“I’ve had some really good conversations with the Rules Chair on these bills in particular that relate to some of these assault-type issues,” Book said. “So I’m hopeful that I’m going to get some stuff moving along.”
But how much legislation will move early remains to be seen. Republicans have made a controversial bill requiring parental consent for an abortion a top priority. The battle over that bill is expected to be contentious, which could stall movement on other measures.
“I’m interested to see where we go these first couple of weeks,” Book said.
“There are certainly things in the Health Policy Committee that are important to pass because it was clearly very important to the House.”
Nevertheless, Book says she’s focused on working with Republicans to find areas of agreement. Those areas could include increased school safety measures to follow up on work Book has done as part of the Marjory Stoneman Douglas High School Public Safety Commission.
That includes a repeat effort to pass Alyssa’s Law (SB 70), which would require panic alarms to be placed in public schools. The measure is named after Alyssa Alhadeff, one of the 17 people murdered during the 2018 attack at Broward County’s Marjory Stoneman Douglas High School.
“It has a tremendous amount of support behind it in the House and the Senate,” Book said of that legislation. “So I hope that we move that forward.”
The Plantation Democrat has also filed a bill (SB 788) that would allow the Florida Department of Law Enforcement to establish minimum active shooting training standards for law enforcement agencies statewide.
“This is something that came out of the Commission’s work,” Book said of that effort.
“Should you be safer because you live in Miami-Dade or Broward [County] versus Orange?”
The lack of an active shooter standard was referenced during the proceedings to remove Scott Israel as Broward Sheriff. Special Master Dudley Goodlette argued that without a standard to compare with BSO’s training program under Israel, it was difficult to determine whether that agency’s standards were so insufficient as to justify Israel’s removal.
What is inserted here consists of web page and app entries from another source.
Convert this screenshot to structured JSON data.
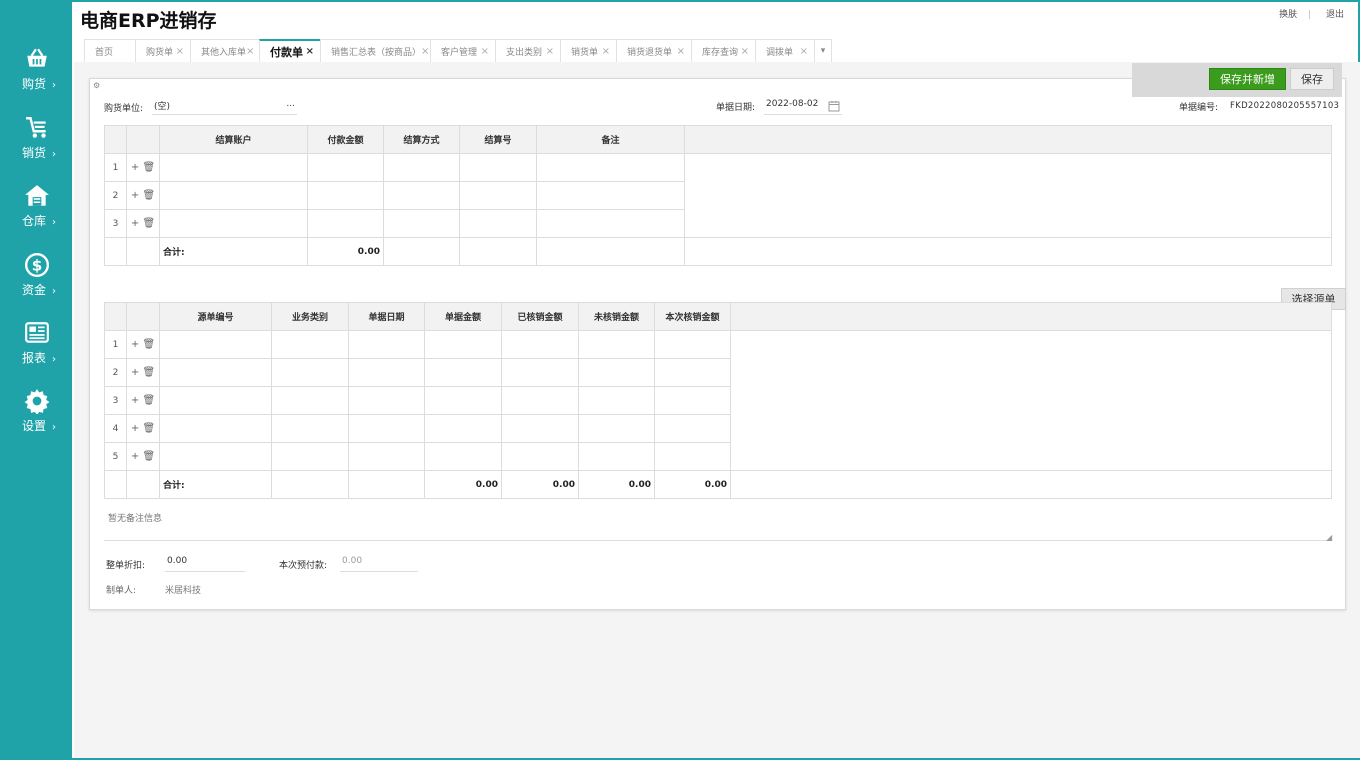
{
  "app": {
    "title": "电商ERP进销存"
  },
  "top_links": {
    "skin": "换肤",
    "logout": "退出"
  },
  "sidebar": {
    "items": [
      {
        "label": "购货",
        "icon": "basket-icon"
      },
      {
        "label": "销货",
        "icon": "cart-icon"
      },
      {
        "label": "仓库",
        "icon": "warehouse-icon"
      },
      {
        "label": "资金",
        "icon": "dollar-icon"
      },
      {
        "label": "报表",
        "icon": "report-icon"
      },
      {
        "label": "设置",
        "icon": "gear-icon"
      }
    ],
    "chevron": "›"
  },
  "tabs": [
    {
      "label": "首页",
      "closable": false
    },
    {
      "label": "购货单",
      "closable": true
    },
    {
      "label": "其他入库单",
      "closable": true
    },
    {
      "label": "付款单",
      "closable": true,
      "active": true
    },
    {
      "label": "销售汇总表（按商品）",
      "closable": true
    },
    {
      "label": "客户管理",
      "closable": true
    },
    {
      "label": "支出类别",
      "closable": true
    },
    {
      "label": "销货单",
      "closable": true
    },
    {
      "label": "销货退货单",
      "closable": true
    },
    {
      "label": "库存查询",
      "closable": true
    },
    {
      "label": "调拨单",
      "closable": true
    }
  ],
  "tab_close_glyph": "×",
  "tab_more_glyph": "▾",
  "actions": {
    "save_new": "保存并新增",
    "save": "保存"
  },
  "form": {
    "supplier_label": "购货单位:",
    "supplier_value": "(空)",
    "supplier_more": "...",
    "date_label": "单据日期:",
    "date_value": "2022-08-02",
    "doc_no_label": "单据编号:",
    "doc_no_value": "FKD2022080205557103"
  },
  "payment_table": {
    "headers": [
      "结算账户",
      "付款金额",
      "结算方式",
      "结算号",
      "备注"
    ],
    "rows": [
      "1",
      "2",
      "3"
    ],
    "ops": "+ 🗑",
    "total_label": "合计:",
    "total_amount": "0.00"
  },
  "select_source_label": "选择源单",
  "source_table": {
    "headers": [
      "源单编号",
      "业务类别",
      "单据日期",
      "单据金额",
      "已核销金额",
      "未核销金额",
      "本次核销金额"
    ],
    "rows": [
      "1",
      "2",
      "3",
      "4",
      "5"
    ],
    "ops": "+ 🗑",
    "total_label": "合计:",
    "totals": [
      "0.00",
      "0.00",
      "0.00",
      "0.00"
    ]
  },
  "remark_placeholder": "暂无备注信息",
  "footer": {
    "discount_label": "整单折扣:",
    "discount_value": "0.00",
    "payable_label": "本次预付款:",
    "payable_value": "0.00",
    "maker_label": "制单人:",
    "maker_value": "米居科技"
  }
}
“Leadership is certainly very, very interested in continuing to follow the work of the Commission,” Book said.
“Whatever moves forward from a safety perspective, I do hope that is something that is included.”